Cite as: http://hdl.handle.net/11858/00-001M-0000-0019-A8B4-7
Abstract

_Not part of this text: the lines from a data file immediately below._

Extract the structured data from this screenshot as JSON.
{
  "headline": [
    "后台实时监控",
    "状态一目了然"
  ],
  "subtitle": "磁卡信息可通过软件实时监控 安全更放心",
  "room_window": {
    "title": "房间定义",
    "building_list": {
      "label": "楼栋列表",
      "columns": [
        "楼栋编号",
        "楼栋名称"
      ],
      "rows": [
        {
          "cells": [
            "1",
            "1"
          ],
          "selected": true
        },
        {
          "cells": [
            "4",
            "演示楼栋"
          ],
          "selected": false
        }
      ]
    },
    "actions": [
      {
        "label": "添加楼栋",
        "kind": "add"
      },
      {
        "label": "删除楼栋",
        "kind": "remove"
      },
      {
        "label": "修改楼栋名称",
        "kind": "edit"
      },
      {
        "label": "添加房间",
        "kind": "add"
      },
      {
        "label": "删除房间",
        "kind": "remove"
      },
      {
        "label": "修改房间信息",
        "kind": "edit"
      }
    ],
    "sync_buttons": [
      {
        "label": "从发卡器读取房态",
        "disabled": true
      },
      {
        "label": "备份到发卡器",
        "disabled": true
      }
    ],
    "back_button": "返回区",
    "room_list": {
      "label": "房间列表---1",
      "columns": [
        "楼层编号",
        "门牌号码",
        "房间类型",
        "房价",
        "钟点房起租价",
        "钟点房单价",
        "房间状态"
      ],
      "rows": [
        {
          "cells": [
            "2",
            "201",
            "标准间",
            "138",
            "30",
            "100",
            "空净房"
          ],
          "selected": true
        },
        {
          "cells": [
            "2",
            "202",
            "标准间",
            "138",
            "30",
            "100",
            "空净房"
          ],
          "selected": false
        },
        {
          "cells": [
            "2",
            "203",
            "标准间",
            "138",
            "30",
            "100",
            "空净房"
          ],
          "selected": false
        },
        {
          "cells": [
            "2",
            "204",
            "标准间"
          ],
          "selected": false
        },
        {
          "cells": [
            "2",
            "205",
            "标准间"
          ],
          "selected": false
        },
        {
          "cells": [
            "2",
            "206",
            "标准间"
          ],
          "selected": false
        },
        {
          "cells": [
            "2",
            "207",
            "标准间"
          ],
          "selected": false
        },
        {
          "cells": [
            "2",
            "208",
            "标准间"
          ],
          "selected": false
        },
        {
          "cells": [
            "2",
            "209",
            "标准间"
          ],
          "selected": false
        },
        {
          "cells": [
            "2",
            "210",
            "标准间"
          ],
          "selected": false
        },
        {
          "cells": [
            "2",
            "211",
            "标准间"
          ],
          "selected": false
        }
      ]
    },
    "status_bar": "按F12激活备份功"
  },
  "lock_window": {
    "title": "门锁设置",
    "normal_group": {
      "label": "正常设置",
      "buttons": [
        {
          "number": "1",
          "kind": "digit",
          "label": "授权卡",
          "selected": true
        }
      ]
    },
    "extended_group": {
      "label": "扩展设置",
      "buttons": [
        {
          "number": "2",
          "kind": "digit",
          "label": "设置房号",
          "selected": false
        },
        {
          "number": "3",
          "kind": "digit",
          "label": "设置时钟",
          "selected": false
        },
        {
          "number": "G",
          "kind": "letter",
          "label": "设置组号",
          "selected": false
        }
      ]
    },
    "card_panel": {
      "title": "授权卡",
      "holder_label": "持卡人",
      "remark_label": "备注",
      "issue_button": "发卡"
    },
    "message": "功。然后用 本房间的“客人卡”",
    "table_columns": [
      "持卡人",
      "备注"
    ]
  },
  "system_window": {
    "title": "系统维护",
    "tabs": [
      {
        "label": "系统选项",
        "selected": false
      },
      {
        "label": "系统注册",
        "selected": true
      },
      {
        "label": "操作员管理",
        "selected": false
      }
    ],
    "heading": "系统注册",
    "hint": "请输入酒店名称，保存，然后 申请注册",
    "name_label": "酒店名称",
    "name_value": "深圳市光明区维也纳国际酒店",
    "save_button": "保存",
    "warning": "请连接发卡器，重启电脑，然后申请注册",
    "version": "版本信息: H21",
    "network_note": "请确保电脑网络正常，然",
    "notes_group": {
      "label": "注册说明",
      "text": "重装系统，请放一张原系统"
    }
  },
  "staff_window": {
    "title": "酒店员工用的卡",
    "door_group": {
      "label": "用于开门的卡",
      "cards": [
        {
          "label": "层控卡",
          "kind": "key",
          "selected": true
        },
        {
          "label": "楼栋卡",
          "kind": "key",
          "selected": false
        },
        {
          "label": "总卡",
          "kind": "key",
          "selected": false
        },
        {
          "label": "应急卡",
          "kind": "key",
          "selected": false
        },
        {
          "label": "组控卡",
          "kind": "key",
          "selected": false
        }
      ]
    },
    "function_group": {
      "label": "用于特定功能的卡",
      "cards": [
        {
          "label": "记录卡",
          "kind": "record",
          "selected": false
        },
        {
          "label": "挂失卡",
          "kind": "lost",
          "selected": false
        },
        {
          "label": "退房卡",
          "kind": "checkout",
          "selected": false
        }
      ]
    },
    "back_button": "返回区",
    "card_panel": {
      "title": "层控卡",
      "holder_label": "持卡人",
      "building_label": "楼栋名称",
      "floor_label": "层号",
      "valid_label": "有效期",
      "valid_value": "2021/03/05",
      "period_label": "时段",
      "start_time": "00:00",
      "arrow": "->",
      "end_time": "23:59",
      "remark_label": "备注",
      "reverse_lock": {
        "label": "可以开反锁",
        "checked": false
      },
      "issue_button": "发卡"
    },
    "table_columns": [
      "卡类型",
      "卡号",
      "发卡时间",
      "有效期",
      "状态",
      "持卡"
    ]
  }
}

Substrate channeling is a process by which two sequential enzymes interact to transfer a metabolite (or intermediate) from one enzyme active site to the next without allowing free diffusion of the metabolite. Channeling is thought to play an important role in metabolic regulation and cellular modulation of enzymatic activities. Although there are numerous examples of sequential enzyme pairs in glycolysis and other biosynthetic pathways that are thought to exhibit channeling, this is as yet controversial. Tryptophan synthase is considered the best example for an enzyme displaying channeling behavior between subunits. Tryptophan synthase is an alpha 2 beta 2 tetrameric enzyme complex, which catalyzes the last two steps in the biosynthesis of L-tryptophan. The alpha subunit catalyzes the cleavage of indole-3-glycerol phosphate to indole and glyceraldehyde-3-phosphate; the beta subunit catalyzes the condensation of indole with serine to form tryptophan, in a reaction mediated by pyridoxal phosphate. The inability to trap free indole in the steady-state reaction and analysis of the kinetics of single turnover reactions have led to the postulate that indole may pass directly from the alpha to the beta site without diffusion through solution (Demoss, J. A. (1962) Biochim. Biophys. Acta 62, 279-293; Matchett, W. M. (1974) J. Biol. Chem. 249, 4041-4049). The crystal structure of tryptophan synthase from Salmonella typhimurium has provided additional support for substrate channeling by elucidating a 25-A hydrophobic tunnel connecting the two catalytic sites (Hyde, C. C., Ahmed, S. A., Padlan, E. A., Miles, E. W., and Davies, D. R. (1988) J. Biol. Chem. 263, 17857-17871). The structure suggests that mutation of a residue lining the tunnel to a more bulky residue might impede or block the passage of indole during catalysis thus enabling detection of indole during a single enzyme turnover. A mutant of tryptophan synthase has been prepared in which one of the residues lining the tunnel, beta Cys-170, has been replaced with a bulkier tryptophan residue. Kinetic and structural analyses of the beta C170W mutant by rapid chemical quench methods and x-ray crystallographic analysis show both the transient formation of indole and the obstruction of the tunnel, thus providing direct evidence for the substrate channeling mechanism.